When Mouth Words Aren't Enough
Most of us are familiar with Augmentative and Alternative Communication (AAC) being used when speech isn't an option for someone -- Stephen Hawking being a prime example. He lost his ability to speak due to a motor neuron disease, so he relied on technology to be his voice.
What about when someone can speak, but their speech doesn't do everything they want it to do?
Here are some quotes from part-time AAC users -- people who can speak but choose to use AAC to supplement their speech -- explaining why they choose to use AAC:
“My brain connects words better to my eyes and fingers than it does my mouth[.]”
“Speech isn’t functional unless it matches the words in your head.”

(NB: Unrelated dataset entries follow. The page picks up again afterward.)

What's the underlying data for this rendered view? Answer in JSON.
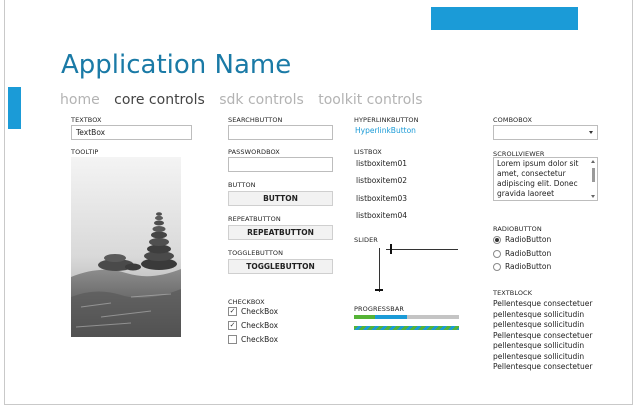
{
  "app": {
    "title": "Application Name"
  },
  "nav": [
    {
      "label": "home",
      "active": false
    },
    {
      "label": "core controls",
      "active": true
    },
    {
      "label": "sdk controls",
      "active": false
    },
    {
      "label": "toolkit controls",
      "active": false
    }
  ],
  "textbox": {
    "label": "TEXTBOX",
    "value": "TextBox"
  },
  "tooltip": {
    "label": "TOOLTIP",
    "image": "stacked-stones-photo"
  },
  "searchbutton": {
    "label": "SEARCHBUTTON",
    "value": "",
    "icon": "search-icon"
  },
  "passwordbox": {
    "label": "PASSWORDBOX",
    "value": ""
  },
  "button": {
    "label": "BUTTON",
    "text": "BUTTON"
  },
  "repeatbutton": {
    "label": "REPEATBUTTON",
    "text": "REPEATBUTTON"
  },
  "togglebutton": {
    "label": "TOGGLEBUTTON",
    "text": "TOGGLEBUTTON"
  },
  "checkbox": {
    "label": "CHECKBOX",
    "items": [
      {
        "text": "CheckBox",
        "checked": true
      },
      {
        "text": "CheckBox",
        "checked": true
      },
      {
        "text": "CheckBox",
        "checked": false
      }
    ]
  },
  "hyperlinkbutton": {
    "label": "HYPERLINKBUTTON",
    "text": "HyperlinkButton"
  },
  "listbox": {
    "label": "LISTBOX",
    "items": [
      "listboxitem01",
      "listboxitem02",
      "listboxitem03",
      "listboxitem04"
    ]
  },
  "slider": {
    "label": "SLIDER",
    "horizontal_value": 0.05,
    "vertical_value": 0.05
  },
  "progressbar": {
    "label": "PROGRESSBAR",
    "segments": [
      {
        "fraction": 0.2,
        "color": "#55b336"
      },
      {
        "fraction": 0.3,
        "color": "#1b9bd7"
      }
    ],
    "indeterminate_colors": [
      "#55b336",
      "#1b9bd7"
    ]
  },
  "combobox": {
    "label": "COMBOBOX",
    "value": ""
  },
  "scrollviewer": {
    "label": "SCROLLVIEWER",
    "text": "Lorem ipsum dolor sit amet, consectetur adipiscing elit. Donec gravida laoreet vestibulum."
  },
  "radiobutton": {
    "label": "RADIOBUTTON",
    "items": [
      {
        "text": "RadioButton",
        "selected": true
      },
      {
        "text": "RadioButton",
        "selected": false
      },
      {
        "text": "RadioButton",
        "selected": false
      }
    ]
  },
  "textblock": {
    "label": "TEXTBLOCK",
    "lines": [
      "Pellentesque consectetuer",
      "pellentesque sollicitudin",
      "pellentesque sollicitudin",
      "Pellentesque consectetuer",
      "pellentesque sollicitudin",
      "pellentesque sollicitudin",
      "Pellentesque consectetuer"
    ]
  },
  "colors": {
    "accent": "#1b9bd7",
    "title": "#1a7aa6",
    "nav_inactive": "#b3b3b3",
    "nav_active": "#444444"
  }
}
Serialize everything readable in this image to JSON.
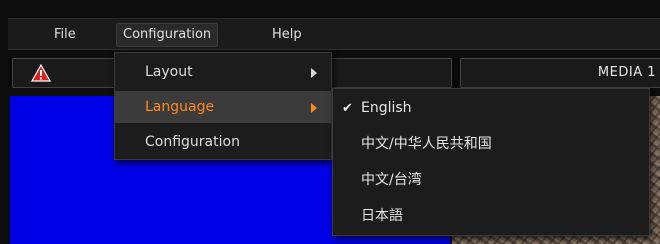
{
  "menubar": {
    "file_label": "File",
    "configuration_label": "Configuration",
    "help_label": "Help"
  },
  "toolbar": {
    "media_label": "MEDIA 1",
    "warning_icon": "warning-triangle-icon",
    "warning_color": "#e02020"
  },
  "configuration_menu": {
    "items": [
      {
        "label": "Layout",
        "has_submenu": true
      },
      {
        "label": "Language",
        "has_submenu": true,
        "highlighted": true
      },
      {
        "label": "Configuration",
        "has_submenu": false
      }
    ],
    "highlight_color": "#ff8a1e"
  },
  "language_menu": {
    "items": [
      {
        "label": "English",
        "checked": true,
        "check_glyph": "✔"
      },
      {
        "label": "中文/中华人民共和国",
        "checked": false
      },
      {
        "label": "中文/台湾",
        "checked": false
      },
      {
        "label": "日本語",
        "checked": false
      }
    ]
  },
  "colors": {
    "video_panel": "#0000e6",
    "menu_background": "#1c1c1c"
  }
}
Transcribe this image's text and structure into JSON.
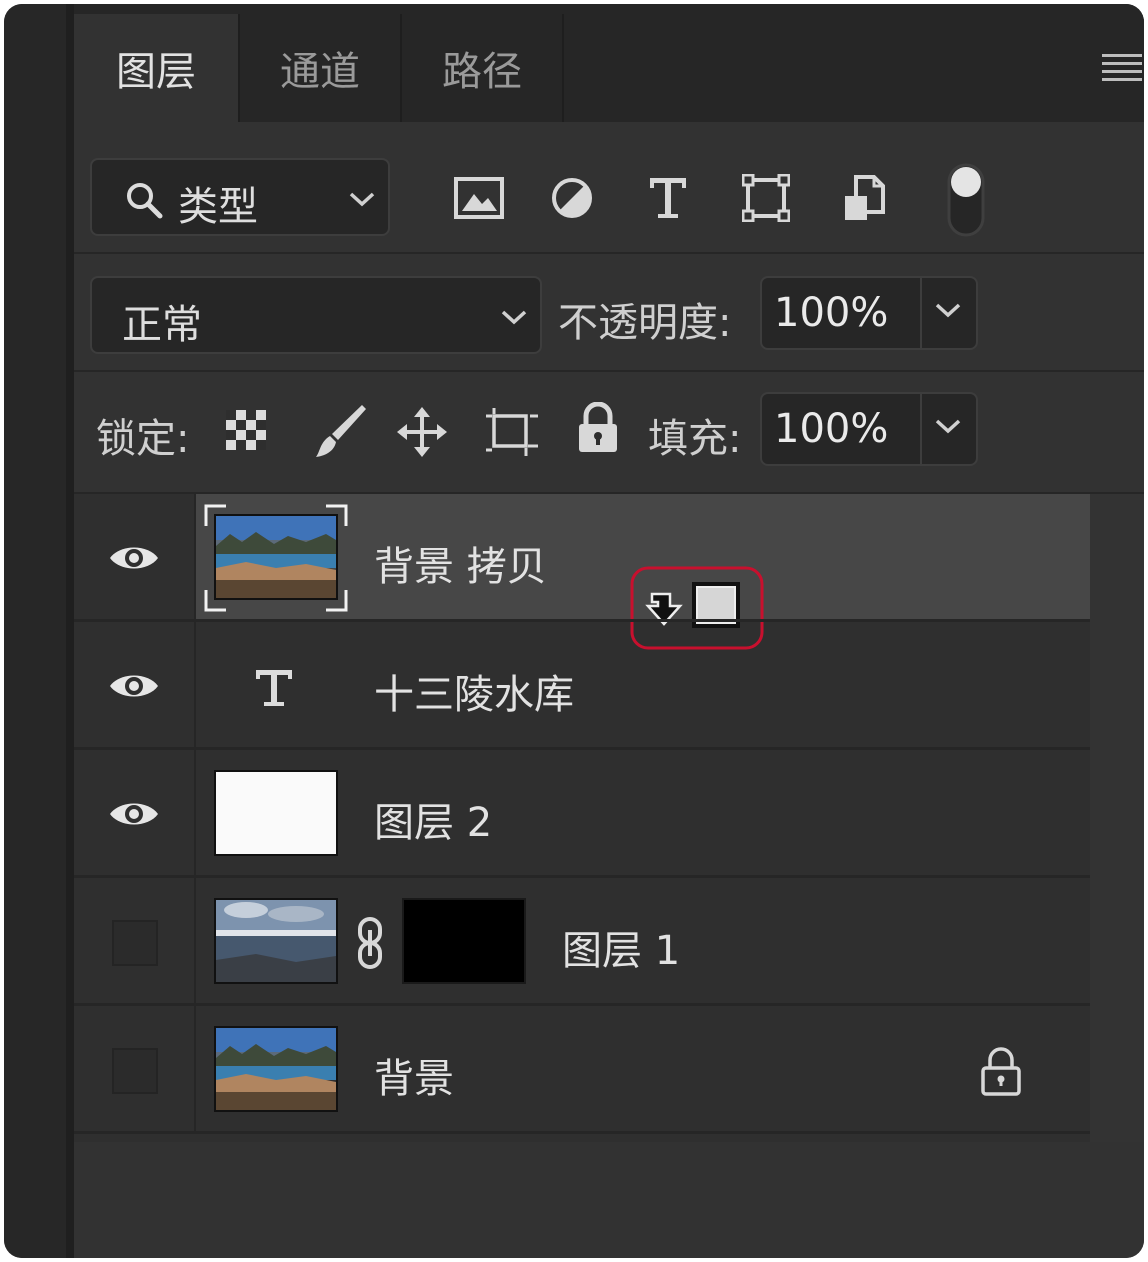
{
  "tabs": [
    {
      "label": "图层",
      "active": true
    },
    {
      "label": "通道",
      "active": false
    },
    {
      "label": "路径",
      "active": false
    }
  ],
  "panel_menu": {
    "icon": "hamburger-menu-icon"
  },
  "filter": {
    "type_label": "类型",
    "icons": [
      "search-icon",
      "chevron-down-icon",
      "image-filter-icon",
      "adjustment-filter-icon",
      "type-filter-icon",
      "shape-filter-icon",
      "smart-object-filter-icon",
      "filter-toggle-icon"
    ]
  },
  "blend": {
    "mode": "正常",
    "opacity_label": "不透明度:",
    "opacity_value": "100%"
  },
  "lock": {
    "label": "锁定:",
    "icons": [
      "lock-transparent-pixels-icon",
      "lock-image-pixels-icon",
      "lock-position-icon",
      "lock-artboard-icon",
      "lock-all-icon"
    ],
    "fill_label": "填充:",
    "fill_value": "100%"
  },
  "layers": [
    {
      "name": "背景 拷贝",
      "visible": true,
      "type": "image",
      "selected": true,
      "badge": "clipping-mask-cursor-icon"
    },
    {
      "name": "十三陵水库",
      "visible": true,
      "type": "text"
    },
    {
      "name": "图层 2",
      "visible": true,
      "type": "fill-white"
    },
    {
      "name": "图层 1",
      "visible": false,
      "type": "image-with-mask"
    },
    {
      "name": "背景",
      "visible": false,
      "type": "image",
      "locked": true
    }
  ],
  "colors": {
    "panel_bg": "#323232",
    "selected_row": "#474747",
    "highlight_ring": "#c8102e"
  }
}
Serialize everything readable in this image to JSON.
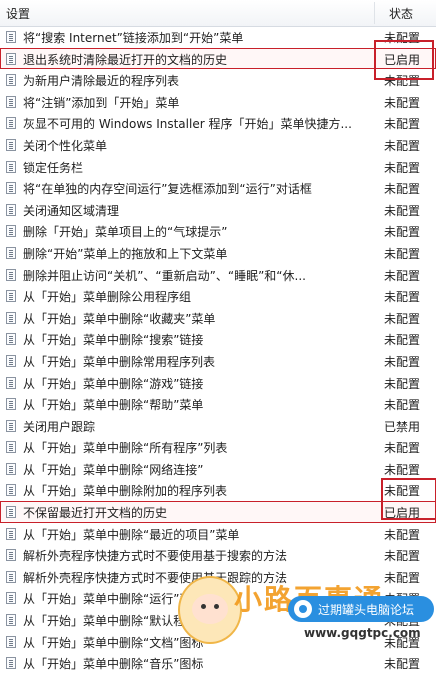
{
  "columns": {
    "setting": "设置",
    "state": "状态"
  },
  "rows": [
    {
      "name": "将“搜索 Internet”链接添加到“开始”菜单",
      "state": "未配置"
    },
    {
      "name": "退出系统时清除最近打开的文档的历史",
      "state": "已启用",
      "highlight": true
    },
    {
      "name": "为新用户清除最近的程序列表",
      "state": "未配置"
    },
    {
      "name": "将“注销”添加到「开始」菜单",
      "state": "未配置"
    },
    {
      "name": "灰显不可用的 Windows Installer 程序「开始」菜单快捷方...",
      "state": "未配置"
    },
    {
      "name": "关闭个性化菜单",
      "state": "未配置"
    },
    {
      "name": "锁定任务栏",
      "state": "未配置"
    },
    {
      "name": "将“在单独的内存空间运行”复选框添加到“运行”对话框",
      "state": "未配置"
    },
    {
      "name": "关闭通知区域清理",
      "state": "未配置"
    },
    {
      "name": "删除「开始」菜单项目上的“气球提示”",
      "state": "未配置"
    },
    {
      "name": "删除“开始”菜单上的拖放和上下文菜单",
      "state": "未配置"
    },
    {
      "name": "删除并阻止访问“关机”、“重新启动”、“睡眠”和“休...",
      "state": "未配置"
    },
    {
      "name": "从「开始」菜单删除公用程序组",
      "state": "未配置"
    },
    {
      "name": "从「开始」菜单中删除“收藏夹”菜单",
      "state": "未配置"
    },
    {
      "name": "从「开始」菜单中删除“搜索”链接",
      "state": "未配置"
    },
    {
      "name": "从「开始」菜单中删除常用程序列表",
      "state": "未配置"
    },
    {
      "name": "从「开始」菜单中删除“游戏”链接",
      "state": "未配置"
    },
    {
      "name": "从「开始」菜单中删除“帮助”菜单",
      "state": "未配置"
    },
    {
      "name": "关闭用户跟踪",
      "state": "已禁用"
    },
    {
      "name": "从「开始」菜单中删除“所有程序”列表",
      "state": "未配置"
    },
    {
      "name": "从「开始」菜单中删除“网络连接”",
      "state": "未配置"
    },
    {
      "name": "从「开始」菜单中删除附加的程序列表",
      "state": "未配置"
    },
    {
      "name": "不保留最近打开文档的历史",
      "state": "已启用",
      "highlight": true
    },
    {
      "name": "从「开始」菜单中删除“最近的项目”菜单",
      "state": "未配置"
    },
    {
      "name": "解析外壳程序快捷方式时不要使用基于搜索的方法",
      "state": "未配置"
    },
    {
      "name": "解析外壳程序快捷方式时不要使用基于跟踪的方法",
      "state": "未配置"
    },
    {
      "name": "从「开始」菜单中删除“运行”菜单",
      "state": "未配置"
    },
    {
      "name": "从「开始」菜单中删除“默认程序”链接",
      "state": "未配置"
    },
    {
      "name": "从「开始」菜单中删除“文档”图标",
      "state": "未配置"
    },
    {
      "name": "从「开始」菜单中删除“音乐”图标",
      "state": "未配置"
    }
  ],
  "watermark": {
    "title": "小路百事通",
    "badge": "过期罐头电脑论坛",
    "url": "www.gqgtpc.com"
  }
}
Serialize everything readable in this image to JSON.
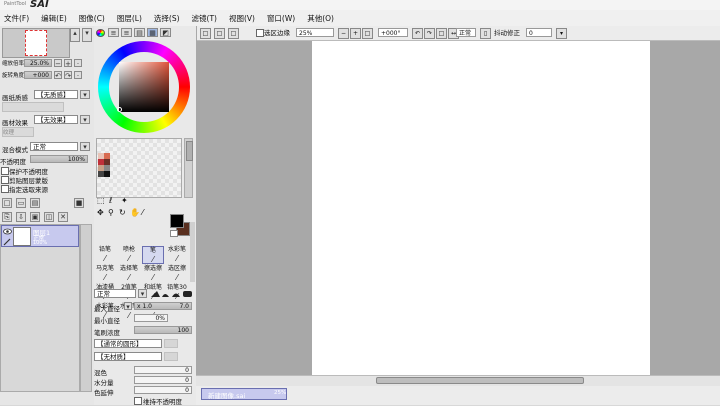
{
  "app": {
    "logo_small": "PaintTool",
    "logo_big": "SAI"
  },
  "menu": [
    "文件(F)",
    "编辑(E)",
    "图像(C)",
    "图层(L)",
    "选择(S)",
    "滤镜(T)",
    "视图(V)",
    "窗口(W)",
    "其他(O)"
  ],
  "toolbar": {
    "stabilizer_check_label": "选区边缘",
    "zoom_value": "25%",
    "rotate_value": "+000°",
    "blend_value": "正常",
    "shake_label": "抖动修正",
    "shake_value": "0"
  },
  "navigator": {
    "zoom_label": "缩放倍率",
    "zoom_value": "25.0%",
    "angle_label": "旋转角度",
    "angle_value": "+000"
  },
  "paper": {
    "texture_label": "画纸质感",
    "texture_value": "【无质感】",
    "effect_label": "画材效果",
    "effect_value": "【无效果】",
    "effect_sub": "纹理"
  },
  "layer_props": {
    "mode_label": "混合模式",
    "mode_value": "正常",
    "opacity_label": "不透明度",
    "opacity_value": "100%",
    "options": [
      "保护不透明度",
      "剪贴图层蒙版",
      "指定选取来源"
    ]
  },
  "layers": [
    {
      "name": "图层1",
      "mode": "正常",
      "opacity": "100%"
    }
  ],
  "tools": [
    {
      "label": "铅笔",
      "icon": "pencil-icon"
    },
    {
      "label": "喷枪",
      "icon": "airbrush-icon"
    },
    {
      "label": "笔",
      "icon": "brush-icon"
    },
    {
      "label": "水彩笔",
      "icon": "watercolor-icon"
    },
    {
      "label": "马克笔",
      "icon": "marker-icon"
    },
    {
      "label": "选择笔",
      "icon": "select-pen-icon"
    },
    {
      "label": "擦选擦",
      "icon": "select-eraser-icon"
    },
    {
      "label": "选区擦",
      "icon": "eraser-icon"
    },
    {
      "label": "油漆桶",
      "icon": "bucket-icon"
    },
    {
      "label": "2值笔",
      "icon": "binary-pen-icon"
    },
    {
      "label": "和纸笔",
      "icon": "washi-pen-icon"
    },
    {
      "label": "铅笔30",
      "icon": "pencil30-icon"
    },
    {
      "label": "水彩笔",
      "icon": "watercolor2-icon"
    },
    {
      "label": "水彩笔",
      "icon": "watercolor3-icon"
    },
    {
      "label": "铅笔",
      "icon": "pencil2-icon"
    }
  ],
  "brush": {
    "mode_value": "正常",
    "size_label": "最大直径",
    "size_mult": "x 1.0",
    "size_value": "7.0",
    "min_label": "最小直径",
    "min_value": "0%",
    "density_label": "笔刷浓度",
    "density_value": "100",
    "shape_value": "【通常的圆形】",
    "texture_value": "【无材质】",
    "blend_label": "混色",
    "blend_value": "0",
    "water_label": "水分量",
    "water_value": "0",
    "color_extend_label": "色延伸",
    "color_extend_value": "0",
    "keep_opacity_label": "维持不透明度"
  },
  "status": {
    "doc_name": "新建图像.sai",
    "doc_zoom": "25%"
  },
  "colors": {
    "swatches": [
      "#e8c4b8",
      "#d86a50",
      "#c0303a",
      "#6a3028",
      "#c8a088",
      "#888888",
      "#444444",
      "#111111"
    ],
    "foreground": "#000000",
    "background": "#5a3020"
  }
}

"My speech is not functional without AAC in the sense that I'm not able to have my needs met (for example, ask for help, explain what is wrong or what I need). I am also unable to show my higher level thinking.”
The above quotes come from a fascinating article from the Assistiveware website, When speech is unreliable: Part-time AAC use. Please check it out!
In my work as an SLP, I've known many clients who spoke but did not rely on their speech 100% of the time:
The teenage boy who, when asked what color he wanted, always said "red" out loud but would choose a huge variety of colors when given the chance to with his AAC device. His automatic speech got in the way of him expressing what he really wanted, and without AAC he would have been stuck in a world full of red everything. Red stickers, red legos, red balloons, red game pieces, red clothes. AAC opened up a whole rainbow of options to him.
The young man who used speech to express himself almost 90% of the time but used his AAC device to practice using new words before eventually speaking them out loud. AAC gave him the confidence to take risks with new words and expand his vocabulary far beyond what speech alone would have given him.
The little girl who loved to tell long, imaginative stories when she was well-regulated and calm -- but who needed AAC to express what was wrong and what kind of help she needed when she was overwhelmed or in pain.
How many of us choose to email or text someone instead of making a voice call when we're not feeling up to a long conversation? Or write out something long-hand when we really want to take our time and carefully compose our message?
We all choose from a variety of methods to express ourselves in our daily lives. Why not offer that same range of choices -- and more -- to those who struggle with communication?